Data items
▼

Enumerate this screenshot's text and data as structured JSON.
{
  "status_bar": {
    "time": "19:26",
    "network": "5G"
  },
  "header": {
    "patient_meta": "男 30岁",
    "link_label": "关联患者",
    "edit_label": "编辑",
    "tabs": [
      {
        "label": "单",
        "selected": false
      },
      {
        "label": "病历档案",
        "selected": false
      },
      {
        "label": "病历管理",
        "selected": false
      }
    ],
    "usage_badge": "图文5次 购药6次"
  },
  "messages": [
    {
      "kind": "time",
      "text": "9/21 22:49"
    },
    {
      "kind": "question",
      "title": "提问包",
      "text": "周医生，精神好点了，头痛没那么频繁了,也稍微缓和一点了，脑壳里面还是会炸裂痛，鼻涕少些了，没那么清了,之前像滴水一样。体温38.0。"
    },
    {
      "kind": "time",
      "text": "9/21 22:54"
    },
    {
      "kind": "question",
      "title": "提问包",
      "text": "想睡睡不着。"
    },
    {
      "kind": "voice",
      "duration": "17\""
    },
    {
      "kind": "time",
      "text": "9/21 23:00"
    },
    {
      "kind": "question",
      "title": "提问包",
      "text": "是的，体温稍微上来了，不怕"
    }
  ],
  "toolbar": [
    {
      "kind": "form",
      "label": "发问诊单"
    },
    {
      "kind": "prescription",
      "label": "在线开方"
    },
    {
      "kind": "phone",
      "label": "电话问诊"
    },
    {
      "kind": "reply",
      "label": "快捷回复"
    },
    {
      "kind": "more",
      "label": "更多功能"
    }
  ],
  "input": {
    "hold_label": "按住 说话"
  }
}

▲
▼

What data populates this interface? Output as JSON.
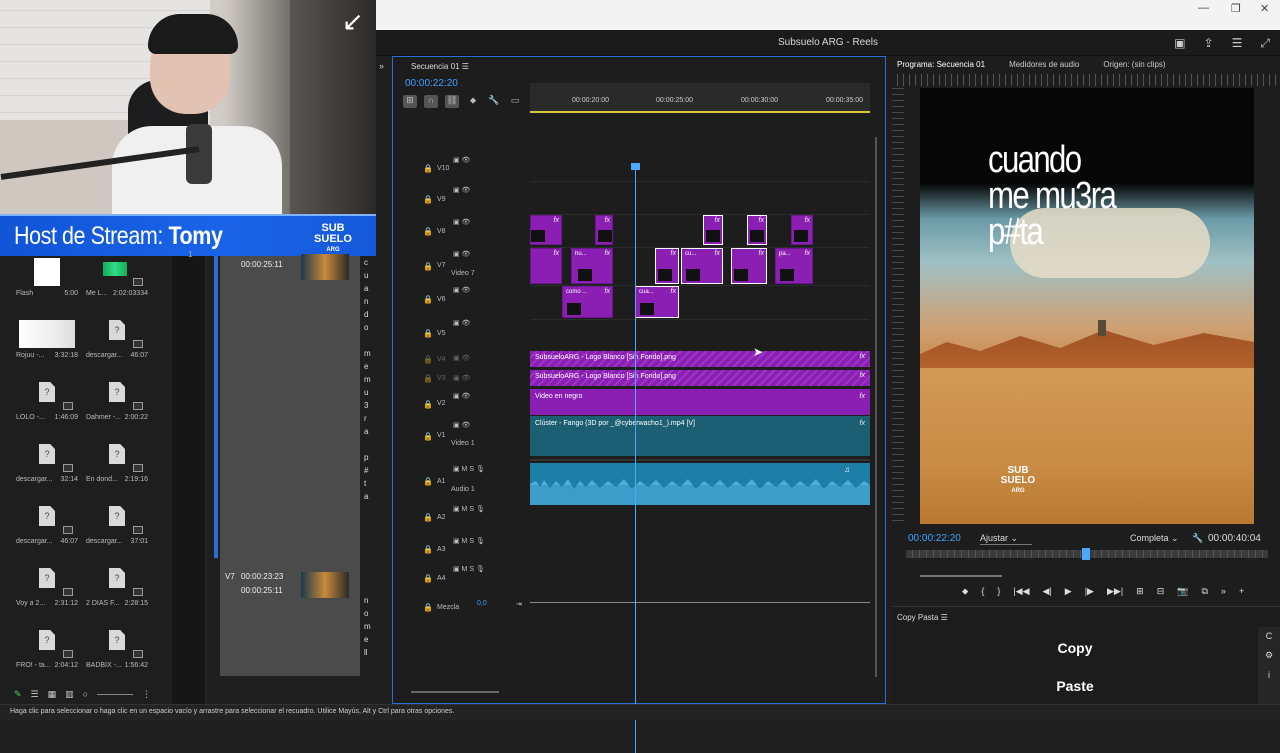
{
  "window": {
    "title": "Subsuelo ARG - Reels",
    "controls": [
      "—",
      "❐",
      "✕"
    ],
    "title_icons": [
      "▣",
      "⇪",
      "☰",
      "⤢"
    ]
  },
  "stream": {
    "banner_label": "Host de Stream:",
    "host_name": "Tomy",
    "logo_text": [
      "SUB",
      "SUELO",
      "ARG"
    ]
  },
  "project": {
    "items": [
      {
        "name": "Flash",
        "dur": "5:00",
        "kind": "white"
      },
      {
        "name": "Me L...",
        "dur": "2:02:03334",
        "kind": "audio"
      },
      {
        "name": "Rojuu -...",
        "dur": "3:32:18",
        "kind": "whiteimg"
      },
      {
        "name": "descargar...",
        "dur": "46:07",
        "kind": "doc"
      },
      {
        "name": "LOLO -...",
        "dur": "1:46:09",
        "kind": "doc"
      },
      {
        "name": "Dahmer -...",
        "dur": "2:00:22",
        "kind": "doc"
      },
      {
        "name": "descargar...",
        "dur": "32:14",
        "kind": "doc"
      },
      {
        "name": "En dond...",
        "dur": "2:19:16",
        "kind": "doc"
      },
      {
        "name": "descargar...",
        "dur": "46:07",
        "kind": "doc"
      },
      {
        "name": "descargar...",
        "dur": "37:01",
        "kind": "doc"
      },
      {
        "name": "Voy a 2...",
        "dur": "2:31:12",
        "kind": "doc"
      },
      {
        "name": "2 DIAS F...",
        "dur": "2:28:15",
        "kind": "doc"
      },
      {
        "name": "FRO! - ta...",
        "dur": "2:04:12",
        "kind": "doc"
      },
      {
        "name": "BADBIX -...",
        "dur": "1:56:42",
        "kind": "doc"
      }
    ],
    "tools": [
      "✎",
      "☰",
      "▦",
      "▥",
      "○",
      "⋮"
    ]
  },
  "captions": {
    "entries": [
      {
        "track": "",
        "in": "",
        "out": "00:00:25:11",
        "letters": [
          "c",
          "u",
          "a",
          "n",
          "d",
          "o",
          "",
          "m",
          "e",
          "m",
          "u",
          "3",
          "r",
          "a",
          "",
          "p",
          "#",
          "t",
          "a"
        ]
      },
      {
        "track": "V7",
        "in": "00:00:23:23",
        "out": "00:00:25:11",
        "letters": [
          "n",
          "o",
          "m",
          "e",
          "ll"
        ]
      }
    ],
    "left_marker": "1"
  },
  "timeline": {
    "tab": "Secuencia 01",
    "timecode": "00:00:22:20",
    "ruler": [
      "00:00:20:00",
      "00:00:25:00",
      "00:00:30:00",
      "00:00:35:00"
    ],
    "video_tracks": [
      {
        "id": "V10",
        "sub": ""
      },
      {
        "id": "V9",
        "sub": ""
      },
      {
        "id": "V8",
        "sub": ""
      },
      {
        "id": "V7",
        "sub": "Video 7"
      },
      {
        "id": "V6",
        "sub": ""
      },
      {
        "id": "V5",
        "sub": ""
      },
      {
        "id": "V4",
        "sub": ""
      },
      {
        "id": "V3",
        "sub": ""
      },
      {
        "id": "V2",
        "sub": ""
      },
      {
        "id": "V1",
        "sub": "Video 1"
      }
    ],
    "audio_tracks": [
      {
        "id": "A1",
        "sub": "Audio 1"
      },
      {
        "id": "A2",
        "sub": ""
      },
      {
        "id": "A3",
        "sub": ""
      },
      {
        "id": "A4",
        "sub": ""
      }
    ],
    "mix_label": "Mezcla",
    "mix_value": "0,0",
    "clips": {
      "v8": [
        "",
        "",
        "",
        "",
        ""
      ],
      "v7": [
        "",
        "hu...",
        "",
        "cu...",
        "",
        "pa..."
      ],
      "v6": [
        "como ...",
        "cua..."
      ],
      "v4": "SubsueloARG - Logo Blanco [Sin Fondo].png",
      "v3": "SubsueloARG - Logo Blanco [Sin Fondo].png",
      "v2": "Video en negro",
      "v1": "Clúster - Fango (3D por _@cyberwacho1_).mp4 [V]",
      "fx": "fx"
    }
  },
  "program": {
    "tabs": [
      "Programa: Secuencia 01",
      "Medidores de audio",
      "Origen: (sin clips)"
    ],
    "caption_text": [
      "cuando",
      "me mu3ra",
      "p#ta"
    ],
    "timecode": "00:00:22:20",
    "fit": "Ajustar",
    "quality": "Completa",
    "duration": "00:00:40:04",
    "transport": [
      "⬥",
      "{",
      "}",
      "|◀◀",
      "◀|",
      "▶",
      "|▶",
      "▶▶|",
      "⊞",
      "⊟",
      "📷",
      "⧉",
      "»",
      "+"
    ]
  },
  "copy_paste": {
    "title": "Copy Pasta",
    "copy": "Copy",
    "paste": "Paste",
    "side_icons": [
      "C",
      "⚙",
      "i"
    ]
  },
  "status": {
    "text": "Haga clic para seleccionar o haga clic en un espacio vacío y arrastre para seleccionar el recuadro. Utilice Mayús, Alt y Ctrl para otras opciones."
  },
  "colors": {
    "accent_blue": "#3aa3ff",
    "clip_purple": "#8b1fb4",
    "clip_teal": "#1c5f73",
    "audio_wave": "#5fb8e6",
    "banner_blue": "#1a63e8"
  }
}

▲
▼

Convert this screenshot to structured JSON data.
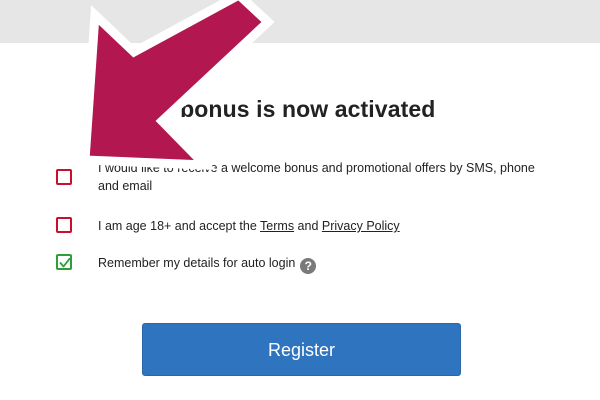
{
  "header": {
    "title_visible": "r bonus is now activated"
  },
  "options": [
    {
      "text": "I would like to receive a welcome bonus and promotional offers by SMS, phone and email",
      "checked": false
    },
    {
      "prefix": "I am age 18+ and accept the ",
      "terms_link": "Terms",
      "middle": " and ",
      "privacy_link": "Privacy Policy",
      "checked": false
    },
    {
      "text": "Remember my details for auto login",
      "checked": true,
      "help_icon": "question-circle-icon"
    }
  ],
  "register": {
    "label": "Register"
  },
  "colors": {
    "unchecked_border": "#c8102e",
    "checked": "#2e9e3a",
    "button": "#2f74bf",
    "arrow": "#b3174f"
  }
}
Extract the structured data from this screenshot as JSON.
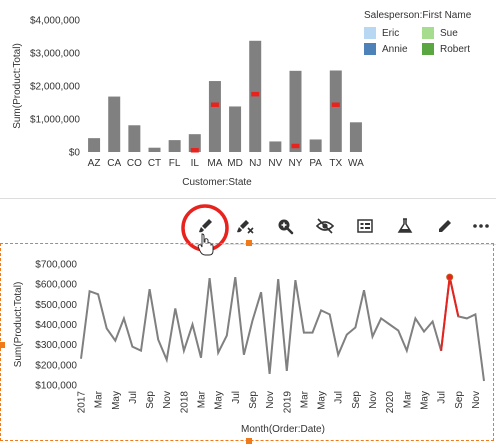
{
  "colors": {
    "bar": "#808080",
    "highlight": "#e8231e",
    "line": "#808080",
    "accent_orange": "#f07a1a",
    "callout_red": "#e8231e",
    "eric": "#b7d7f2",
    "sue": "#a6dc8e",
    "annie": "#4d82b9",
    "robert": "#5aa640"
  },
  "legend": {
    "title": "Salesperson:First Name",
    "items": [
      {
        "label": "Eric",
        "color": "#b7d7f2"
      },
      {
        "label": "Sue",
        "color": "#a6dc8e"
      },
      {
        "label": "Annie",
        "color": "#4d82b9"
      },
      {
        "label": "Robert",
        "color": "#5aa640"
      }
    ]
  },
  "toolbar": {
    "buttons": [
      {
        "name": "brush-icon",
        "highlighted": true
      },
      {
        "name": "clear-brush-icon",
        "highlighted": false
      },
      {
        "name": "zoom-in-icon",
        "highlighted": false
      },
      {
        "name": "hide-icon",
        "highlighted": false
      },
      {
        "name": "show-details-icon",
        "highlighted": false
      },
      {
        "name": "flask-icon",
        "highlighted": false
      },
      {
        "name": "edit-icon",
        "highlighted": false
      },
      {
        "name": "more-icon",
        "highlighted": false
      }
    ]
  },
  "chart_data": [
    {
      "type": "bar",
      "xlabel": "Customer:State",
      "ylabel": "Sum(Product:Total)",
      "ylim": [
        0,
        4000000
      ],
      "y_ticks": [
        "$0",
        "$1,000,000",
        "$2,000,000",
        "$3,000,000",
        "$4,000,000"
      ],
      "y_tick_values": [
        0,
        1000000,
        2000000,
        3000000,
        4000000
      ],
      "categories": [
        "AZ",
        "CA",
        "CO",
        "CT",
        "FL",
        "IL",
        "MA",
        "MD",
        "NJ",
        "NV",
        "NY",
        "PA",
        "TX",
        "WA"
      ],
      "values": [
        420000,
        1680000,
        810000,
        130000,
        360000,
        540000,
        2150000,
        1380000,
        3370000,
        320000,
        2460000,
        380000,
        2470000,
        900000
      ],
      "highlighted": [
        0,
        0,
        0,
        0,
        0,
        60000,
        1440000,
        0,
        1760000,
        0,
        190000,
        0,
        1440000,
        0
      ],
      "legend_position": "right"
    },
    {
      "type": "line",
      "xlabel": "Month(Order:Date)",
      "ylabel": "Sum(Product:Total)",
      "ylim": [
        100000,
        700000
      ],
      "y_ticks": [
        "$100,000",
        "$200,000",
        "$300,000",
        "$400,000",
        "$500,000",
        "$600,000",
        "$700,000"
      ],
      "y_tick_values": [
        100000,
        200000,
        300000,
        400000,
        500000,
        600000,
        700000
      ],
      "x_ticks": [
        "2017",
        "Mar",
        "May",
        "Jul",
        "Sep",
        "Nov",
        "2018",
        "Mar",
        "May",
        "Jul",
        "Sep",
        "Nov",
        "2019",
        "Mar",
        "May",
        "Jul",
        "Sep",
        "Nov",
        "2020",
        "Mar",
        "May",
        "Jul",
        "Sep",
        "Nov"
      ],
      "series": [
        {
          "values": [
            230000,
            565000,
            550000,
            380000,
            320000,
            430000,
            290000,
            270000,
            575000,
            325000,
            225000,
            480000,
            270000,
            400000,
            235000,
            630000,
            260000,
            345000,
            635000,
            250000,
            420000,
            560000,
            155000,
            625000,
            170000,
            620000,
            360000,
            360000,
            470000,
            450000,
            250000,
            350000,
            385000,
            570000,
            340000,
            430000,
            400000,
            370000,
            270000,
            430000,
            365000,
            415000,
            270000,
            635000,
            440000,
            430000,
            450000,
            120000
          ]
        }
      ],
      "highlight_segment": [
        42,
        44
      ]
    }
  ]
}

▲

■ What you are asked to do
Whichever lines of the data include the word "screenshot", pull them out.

■ Response to the task
Enumerate this screenshot's text and data as structured JSON.
Convert this screenshot to structured JSON data.
Extract the structured data from this screenshot as JSON.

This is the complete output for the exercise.